quotes, notes, timelines & more

Home » Shakespeare's Works » Elements » Figures of Speech » Figures of Speech by Name » Epanalepsis

Epanalepsis

Epanalepsis is the repetition at the end of a clause of the word that occurred at the beginning of the clause. Repetition of words after intervening words for emphasis, or the repetition of words at beginning and end of line, phrase, clause, or sentence. “Romans, countrymen, and lovers, hear me for my cause, and be silent, that you may hear. Believe me for mine honor, and have respect to mine honor, that you may believe.” Julius Caesar, 3.2.14

Epanalepsis is an example of:
Repetition

Tush, never tell me! I take it much unkindly

Read the Quote

Roderigo
Tush, never tell me! I take it much unkindly
That thou, Iago, who hast had my purse
As if the strings were thine, shouldst know of this.
Iago
’Sblood, but you’ll not hear me!
If ever I did dream of such a matter,
Abhor me.
Roderigo
Thou toldst me thou didst hold him in thy hate.
… continue reading this quote

By my troth, Nerissa, my little body is aweary of this great world

Read the Quote

Portia
By my troth, Nerissa, my little body is aweary
of this great world.
Nerissa
You would be, sweet madam, if your miseries
were in the same abundance as your good fortunes
are. And yet, for aught I see, they are as sick that
surfeit with too much as they that starve with
nothing.

… continue reading this quote

If the Duke, with the other dukes, come not to composition with the King of Hungary

Read the Quote

Lucio
If the Duke, with the other dukes, come not to
composition with the King of Hungary, why then all
the dukes fall upon the King.
First Gentleman
Heaven grant us its peace, but not
the King of Hungary’s!Paronomasia

Grace is grace, despite of all
controversy; as,
… continue reading this quote

O that this too too solid flesh would melt

Read the Quote

O, that this too too sullied flesh would melt,
Thaw, and resolve itself into a dew!Epizeuxis & Metaphor

Or that the Everlasting had not fix’d
His canon ‘gainst self-slaughter!Metonymy
O God, God,
How Synonymiaweary, stale, flat, and unprofitable
Seem to me all the uses of this world!

… continue reading this quote

My only love sprung from my only hate!

Read the Quote

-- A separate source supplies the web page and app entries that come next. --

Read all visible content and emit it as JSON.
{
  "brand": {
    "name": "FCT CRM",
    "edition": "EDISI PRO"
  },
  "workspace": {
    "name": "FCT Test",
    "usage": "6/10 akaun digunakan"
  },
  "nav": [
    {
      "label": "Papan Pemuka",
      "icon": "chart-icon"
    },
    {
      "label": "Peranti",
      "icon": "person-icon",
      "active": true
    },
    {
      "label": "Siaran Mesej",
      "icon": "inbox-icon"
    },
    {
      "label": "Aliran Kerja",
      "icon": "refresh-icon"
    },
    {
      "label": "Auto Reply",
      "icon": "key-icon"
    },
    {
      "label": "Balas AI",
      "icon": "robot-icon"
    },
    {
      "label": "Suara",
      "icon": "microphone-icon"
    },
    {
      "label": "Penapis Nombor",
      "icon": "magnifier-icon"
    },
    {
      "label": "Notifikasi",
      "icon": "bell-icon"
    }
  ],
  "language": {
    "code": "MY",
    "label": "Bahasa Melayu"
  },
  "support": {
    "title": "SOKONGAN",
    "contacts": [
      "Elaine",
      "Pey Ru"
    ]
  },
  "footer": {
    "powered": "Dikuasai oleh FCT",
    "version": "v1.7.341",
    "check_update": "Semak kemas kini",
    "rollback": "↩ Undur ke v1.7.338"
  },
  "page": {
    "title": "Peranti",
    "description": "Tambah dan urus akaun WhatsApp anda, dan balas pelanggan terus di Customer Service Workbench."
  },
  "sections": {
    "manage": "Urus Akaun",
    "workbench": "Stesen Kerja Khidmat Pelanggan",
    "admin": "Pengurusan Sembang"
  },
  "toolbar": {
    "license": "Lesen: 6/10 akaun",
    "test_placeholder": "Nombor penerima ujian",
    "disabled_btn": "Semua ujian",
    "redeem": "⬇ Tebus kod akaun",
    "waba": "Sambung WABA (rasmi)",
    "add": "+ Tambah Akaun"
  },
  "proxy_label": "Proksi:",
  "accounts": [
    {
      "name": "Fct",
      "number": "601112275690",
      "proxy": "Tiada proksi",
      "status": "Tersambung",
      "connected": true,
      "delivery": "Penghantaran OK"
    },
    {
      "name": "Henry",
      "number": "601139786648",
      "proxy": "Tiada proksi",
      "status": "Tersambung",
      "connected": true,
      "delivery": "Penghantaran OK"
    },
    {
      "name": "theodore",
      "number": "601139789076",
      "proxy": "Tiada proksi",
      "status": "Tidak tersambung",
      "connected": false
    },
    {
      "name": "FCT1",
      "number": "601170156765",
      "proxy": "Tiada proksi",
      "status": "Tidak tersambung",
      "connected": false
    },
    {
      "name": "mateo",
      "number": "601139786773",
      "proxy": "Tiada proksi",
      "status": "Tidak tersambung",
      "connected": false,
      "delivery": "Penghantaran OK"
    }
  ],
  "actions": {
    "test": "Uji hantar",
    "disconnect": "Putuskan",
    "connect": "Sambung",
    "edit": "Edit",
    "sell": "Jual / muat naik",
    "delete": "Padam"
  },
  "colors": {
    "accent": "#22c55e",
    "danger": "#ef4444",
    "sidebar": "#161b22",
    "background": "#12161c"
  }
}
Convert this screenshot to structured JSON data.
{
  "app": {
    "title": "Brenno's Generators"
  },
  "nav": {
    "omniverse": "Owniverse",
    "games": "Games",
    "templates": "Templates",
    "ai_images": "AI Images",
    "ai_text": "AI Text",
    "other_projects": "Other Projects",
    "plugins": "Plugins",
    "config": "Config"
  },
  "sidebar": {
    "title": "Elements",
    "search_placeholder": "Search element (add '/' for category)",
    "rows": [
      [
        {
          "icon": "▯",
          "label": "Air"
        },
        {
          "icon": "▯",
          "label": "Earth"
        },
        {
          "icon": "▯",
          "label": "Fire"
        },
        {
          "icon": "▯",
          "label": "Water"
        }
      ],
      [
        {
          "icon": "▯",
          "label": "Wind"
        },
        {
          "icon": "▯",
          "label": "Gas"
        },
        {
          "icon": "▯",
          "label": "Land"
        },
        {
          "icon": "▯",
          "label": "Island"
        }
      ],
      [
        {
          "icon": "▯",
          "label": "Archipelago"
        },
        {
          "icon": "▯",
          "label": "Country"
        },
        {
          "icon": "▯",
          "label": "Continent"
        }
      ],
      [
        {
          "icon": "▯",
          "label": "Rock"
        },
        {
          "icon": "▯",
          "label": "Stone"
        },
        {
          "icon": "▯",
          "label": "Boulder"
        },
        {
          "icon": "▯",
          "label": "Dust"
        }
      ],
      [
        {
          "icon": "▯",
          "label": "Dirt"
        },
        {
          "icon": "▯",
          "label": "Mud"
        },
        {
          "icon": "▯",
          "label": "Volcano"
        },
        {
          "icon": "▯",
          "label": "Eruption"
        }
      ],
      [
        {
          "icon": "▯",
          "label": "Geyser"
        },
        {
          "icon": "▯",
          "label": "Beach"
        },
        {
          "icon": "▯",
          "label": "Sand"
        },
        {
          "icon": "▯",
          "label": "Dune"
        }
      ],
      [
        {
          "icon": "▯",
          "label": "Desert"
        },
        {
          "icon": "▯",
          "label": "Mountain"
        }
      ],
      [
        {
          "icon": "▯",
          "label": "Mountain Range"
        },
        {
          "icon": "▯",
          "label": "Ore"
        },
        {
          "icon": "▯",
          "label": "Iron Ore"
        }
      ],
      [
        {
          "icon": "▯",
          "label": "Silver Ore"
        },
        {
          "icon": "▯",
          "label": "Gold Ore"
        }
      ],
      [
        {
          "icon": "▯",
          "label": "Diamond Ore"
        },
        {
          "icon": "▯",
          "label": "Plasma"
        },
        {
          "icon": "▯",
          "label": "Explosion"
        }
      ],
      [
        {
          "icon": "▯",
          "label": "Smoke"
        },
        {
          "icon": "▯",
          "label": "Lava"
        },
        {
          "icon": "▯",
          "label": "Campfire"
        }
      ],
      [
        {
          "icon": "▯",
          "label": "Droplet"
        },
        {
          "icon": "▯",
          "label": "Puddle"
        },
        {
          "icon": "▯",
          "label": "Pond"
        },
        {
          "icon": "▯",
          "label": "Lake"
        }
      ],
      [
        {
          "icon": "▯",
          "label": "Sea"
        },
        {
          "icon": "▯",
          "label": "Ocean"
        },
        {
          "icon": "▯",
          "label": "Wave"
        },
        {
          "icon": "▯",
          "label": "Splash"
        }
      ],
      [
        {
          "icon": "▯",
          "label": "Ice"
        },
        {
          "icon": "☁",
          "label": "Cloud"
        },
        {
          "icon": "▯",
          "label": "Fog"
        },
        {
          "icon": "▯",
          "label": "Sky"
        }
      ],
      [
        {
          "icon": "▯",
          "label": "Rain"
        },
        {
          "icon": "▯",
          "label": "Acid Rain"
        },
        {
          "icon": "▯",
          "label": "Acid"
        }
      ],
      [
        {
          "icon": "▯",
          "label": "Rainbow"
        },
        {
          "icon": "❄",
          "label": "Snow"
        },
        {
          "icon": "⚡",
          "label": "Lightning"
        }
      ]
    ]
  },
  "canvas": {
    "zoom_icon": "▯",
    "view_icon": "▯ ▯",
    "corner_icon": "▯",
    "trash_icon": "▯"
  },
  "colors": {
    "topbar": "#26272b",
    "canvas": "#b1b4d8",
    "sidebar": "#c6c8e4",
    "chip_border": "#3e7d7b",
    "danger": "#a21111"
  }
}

My only love sprung from my only hate!Paradox
Too early seen unknown, and known too late!Epanalepsis
Prodigious birth of love it is to me
That I must love a loathèd enemy.Irony

… continue reading this quote

Source:
Act 1
Scene 5
Line 152

Source Type:

Spoken by:

Themes:

Figures of Speech:
, ,

When beggars die there are no comets seen

Read the Quote

Calphurnia
When beggars die there are no comets seen;
The heavens themselves blaze forth the death of princes.
Julius Caesar
Cowards die many times before their deaths,
The valiant never taste of death but once.
Of all the wonders that I yet have heard,
It seems to me most strange that men should fear,
… continue reading this quote

Source:
Act 2
Scene 2
Line 31

Source Type:

Spoken by:
,

Themes:
, ,

Figures of Speech:

Ay, ay, Antipholus, look strange and frown

Read the Quote

Ay, ay, Antipholus, look strange and frown.
Some other mistress hath thy sweet aspects.
I am not Adriana, nor thy wife.The time was onceHyperbaton when thou unurged wouldst vowAnastrophe
That never words were music to thine ear,
That never object pleasing in thine eye,
That never touch well welcome to thy hand,

… continue reading this quote

Admit no other way to save his life

Read the Quote

Angelo
Admit no other way to save his life—
As I subscribe not that, nor any other—
But, in the loss of question, that you, his sister,
Finding yourself desired of such a person
Whose credit with the judge, or own great place,
Could fetch your brother from Metonymythe manacles
Of the binding law,

… continue reading this quote

Romans, countrymen, and lovers

Read the Quote

Marcus Brutus
Romans, countrymen, and lovers,Exordium hear me for my
cause, and be silent, that you may hear. Believe me
for mine honor, and have respect to mine honor
that you may believe. Censure me in your wisdom,
and awake your senses, that you may the better judge.Epanalepses & Isocolon

There is tears for his love;
… continue reading this quote

Sir, I was an inward of his

Read the Quote

Lucio
Sir, I was an inward of his. A shy fellow was the
Duke, and I believe I know the cause of his
withdrawing.
Duke, as Friar
What, I prithee, might be the cause?
Lucio
No, pardon. ’Tis a secret must be locked within
the teeth and the lips.

… continue reading this quote